→ Work to complete: Hunt through the lines below for the string "state" and copy each one that has it.

Entries from a dataset of interfaces
──────

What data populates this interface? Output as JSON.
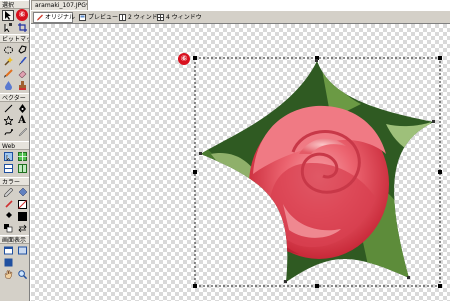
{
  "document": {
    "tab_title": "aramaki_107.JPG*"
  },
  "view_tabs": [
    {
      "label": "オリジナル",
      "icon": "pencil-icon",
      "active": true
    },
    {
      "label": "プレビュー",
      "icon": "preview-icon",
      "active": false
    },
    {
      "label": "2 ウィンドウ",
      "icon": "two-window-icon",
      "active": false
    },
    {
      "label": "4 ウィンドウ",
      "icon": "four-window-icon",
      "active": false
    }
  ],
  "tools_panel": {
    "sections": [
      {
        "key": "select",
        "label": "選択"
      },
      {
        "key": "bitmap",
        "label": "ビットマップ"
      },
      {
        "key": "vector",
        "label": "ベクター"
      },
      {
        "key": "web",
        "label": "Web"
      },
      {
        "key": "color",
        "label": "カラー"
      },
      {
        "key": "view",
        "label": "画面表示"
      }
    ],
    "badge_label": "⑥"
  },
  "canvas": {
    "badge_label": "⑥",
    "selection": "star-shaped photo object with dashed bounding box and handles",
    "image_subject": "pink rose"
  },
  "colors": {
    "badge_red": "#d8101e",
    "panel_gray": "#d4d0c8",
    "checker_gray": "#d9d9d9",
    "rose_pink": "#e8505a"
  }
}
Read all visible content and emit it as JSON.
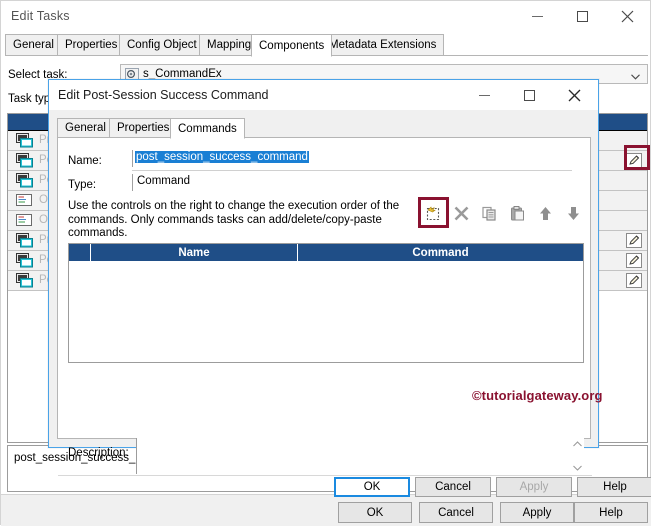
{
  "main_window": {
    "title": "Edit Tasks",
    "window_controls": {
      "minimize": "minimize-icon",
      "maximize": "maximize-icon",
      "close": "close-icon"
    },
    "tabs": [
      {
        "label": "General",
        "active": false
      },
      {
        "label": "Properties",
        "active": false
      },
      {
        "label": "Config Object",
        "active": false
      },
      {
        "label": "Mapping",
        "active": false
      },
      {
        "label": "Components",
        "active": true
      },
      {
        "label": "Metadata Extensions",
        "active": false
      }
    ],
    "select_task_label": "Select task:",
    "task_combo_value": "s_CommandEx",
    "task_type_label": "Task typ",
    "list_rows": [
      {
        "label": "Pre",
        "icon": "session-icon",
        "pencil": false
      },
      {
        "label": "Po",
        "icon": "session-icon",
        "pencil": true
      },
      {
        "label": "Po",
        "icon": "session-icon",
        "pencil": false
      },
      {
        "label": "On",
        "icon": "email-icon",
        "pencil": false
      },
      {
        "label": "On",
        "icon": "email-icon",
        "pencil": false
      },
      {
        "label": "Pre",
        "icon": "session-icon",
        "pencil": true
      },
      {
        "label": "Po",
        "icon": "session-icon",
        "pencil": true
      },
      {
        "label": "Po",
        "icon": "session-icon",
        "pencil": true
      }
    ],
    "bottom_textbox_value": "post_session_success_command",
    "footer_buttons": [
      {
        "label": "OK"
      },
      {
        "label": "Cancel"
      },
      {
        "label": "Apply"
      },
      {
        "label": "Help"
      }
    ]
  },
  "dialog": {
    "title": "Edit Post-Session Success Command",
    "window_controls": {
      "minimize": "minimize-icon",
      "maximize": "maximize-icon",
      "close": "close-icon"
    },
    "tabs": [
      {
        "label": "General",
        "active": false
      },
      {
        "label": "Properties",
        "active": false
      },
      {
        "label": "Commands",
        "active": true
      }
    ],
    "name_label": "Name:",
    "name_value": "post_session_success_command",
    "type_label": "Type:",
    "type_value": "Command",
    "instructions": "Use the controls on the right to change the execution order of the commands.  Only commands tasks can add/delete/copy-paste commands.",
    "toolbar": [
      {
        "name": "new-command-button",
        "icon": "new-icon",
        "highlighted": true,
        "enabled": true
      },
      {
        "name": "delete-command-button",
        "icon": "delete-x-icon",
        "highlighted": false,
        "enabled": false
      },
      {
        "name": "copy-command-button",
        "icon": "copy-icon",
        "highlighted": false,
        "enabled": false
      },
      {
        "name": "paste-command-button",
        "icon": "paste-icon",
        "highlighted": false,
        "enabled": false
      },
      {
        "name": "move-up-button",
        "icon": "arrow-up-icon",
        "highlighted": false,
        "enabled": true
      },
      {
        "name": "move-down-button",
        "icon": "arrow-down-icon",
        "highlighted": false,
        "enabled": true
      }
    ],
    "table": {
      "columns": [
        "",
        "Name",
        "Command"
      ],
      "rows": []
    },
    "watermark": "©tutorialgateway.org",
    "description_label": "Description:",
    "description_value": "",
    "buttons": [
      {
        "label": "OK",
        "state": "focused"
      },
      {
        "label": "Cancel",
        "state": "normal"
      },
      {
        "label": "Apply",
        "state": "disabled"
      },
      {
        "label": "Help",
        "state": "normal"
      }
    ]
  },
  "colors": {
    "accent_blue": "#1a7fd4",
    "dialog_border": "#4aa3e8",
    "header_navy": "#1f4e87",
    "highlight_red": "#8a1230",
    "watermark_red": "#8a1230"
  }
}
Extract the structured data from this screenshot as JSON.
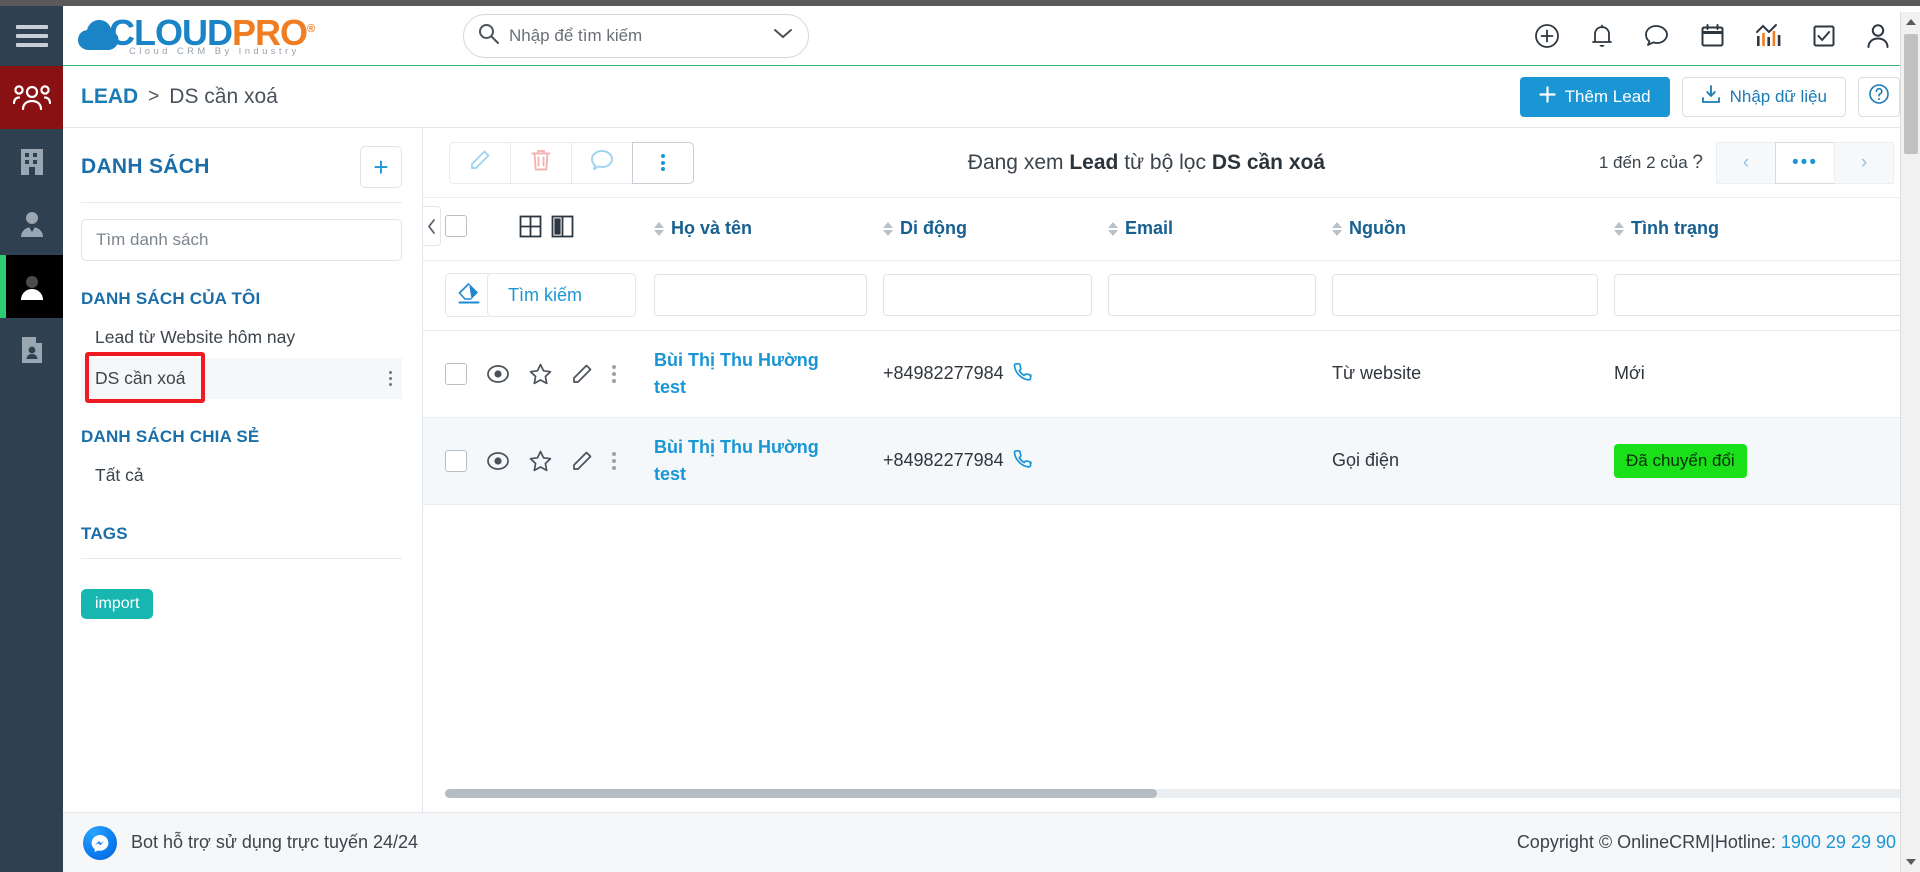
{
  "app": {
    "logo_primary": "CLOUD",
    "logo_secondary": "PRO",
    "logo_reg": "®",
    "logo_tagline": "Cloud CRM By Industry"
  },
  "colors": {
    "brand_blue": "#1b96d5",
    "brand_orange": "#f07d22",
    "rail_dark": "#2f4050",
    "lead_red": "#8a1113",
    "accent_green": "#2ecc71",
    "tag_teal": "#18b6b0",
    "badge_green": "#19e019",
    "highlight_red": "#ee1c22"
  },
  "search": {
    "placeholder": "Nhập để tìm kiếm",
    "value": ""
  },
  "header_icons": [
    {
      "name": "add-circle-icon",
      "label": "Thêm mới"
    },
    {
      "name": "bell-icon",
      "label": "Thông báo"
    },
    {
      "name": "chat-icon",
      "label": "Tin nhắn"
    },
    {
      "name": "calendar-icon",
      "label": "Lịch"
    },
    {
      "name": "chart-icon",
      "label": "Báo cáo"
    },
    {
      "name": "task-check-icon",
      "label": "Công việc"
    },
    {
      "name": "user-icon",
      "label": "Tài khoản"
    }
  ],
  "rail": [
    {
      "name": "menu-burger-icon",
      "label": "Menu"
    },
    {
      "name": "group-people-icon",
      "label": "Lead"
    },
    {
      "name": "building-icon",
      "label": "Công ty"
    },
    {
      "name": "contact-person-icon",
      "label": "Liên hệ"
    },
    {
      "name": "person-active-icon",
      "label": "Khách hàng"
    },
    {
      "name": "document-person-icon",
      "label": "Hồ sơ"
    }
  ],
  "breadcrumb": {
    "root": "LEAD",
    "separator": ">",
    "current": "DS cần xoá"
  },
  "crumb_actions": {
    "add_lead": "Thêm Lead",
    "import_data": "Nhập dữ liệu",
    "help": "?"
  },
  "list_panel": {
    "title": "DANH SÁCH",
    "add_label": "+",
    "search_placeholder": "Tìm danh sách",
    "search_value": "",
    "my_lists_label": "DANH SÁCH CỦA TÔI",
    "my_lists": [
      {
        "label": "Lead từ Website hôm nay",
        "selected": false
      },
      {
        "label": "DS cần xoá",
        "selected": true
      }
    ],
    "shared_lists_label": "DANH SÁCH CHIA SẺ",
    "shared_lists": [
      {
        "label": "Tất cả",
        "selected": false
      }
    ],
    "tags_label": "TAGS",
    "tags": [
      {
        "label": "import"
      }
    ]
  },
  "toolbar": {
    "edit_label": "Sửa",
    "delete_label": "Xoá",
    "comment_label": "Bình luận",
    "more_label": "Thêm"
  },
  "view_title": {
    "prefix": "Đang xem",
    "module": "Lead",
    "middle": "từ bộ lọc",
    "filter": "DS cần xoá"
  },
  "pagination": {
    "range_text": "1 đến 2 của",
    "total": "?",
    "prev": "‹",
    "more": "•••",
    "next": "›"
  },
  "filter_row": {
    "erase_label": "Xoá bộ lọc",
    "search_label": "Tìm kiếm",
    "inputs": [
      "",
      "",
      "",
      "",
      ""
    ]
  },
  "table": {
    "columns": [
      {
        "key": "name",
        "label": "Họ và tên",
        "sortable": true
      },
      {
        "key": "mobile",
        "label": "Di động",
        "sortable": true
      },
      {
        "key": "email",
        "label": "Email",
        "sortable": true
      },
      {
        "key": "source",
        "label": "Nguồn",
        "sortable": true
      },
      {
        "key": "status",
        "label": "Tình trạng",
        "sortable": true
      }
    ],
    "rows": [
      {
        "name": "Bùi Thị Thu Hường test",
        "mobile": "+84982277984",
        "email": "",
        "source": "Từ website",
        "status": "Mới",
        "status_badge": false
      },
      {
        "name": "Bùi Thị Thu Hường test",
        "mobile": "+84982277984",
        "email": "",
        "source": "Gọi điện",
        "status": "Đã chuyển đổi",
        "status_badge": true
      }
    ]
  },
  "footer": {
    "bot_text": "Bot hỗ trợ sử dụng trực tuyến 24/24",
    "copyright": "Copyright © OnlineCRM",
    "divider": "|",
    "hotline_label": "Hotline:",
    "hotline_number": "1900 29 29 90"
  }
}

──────

→ Expected output:
        "state": "focused"
        "state": "normal"
        "state": "disabled"
        "state": "normal"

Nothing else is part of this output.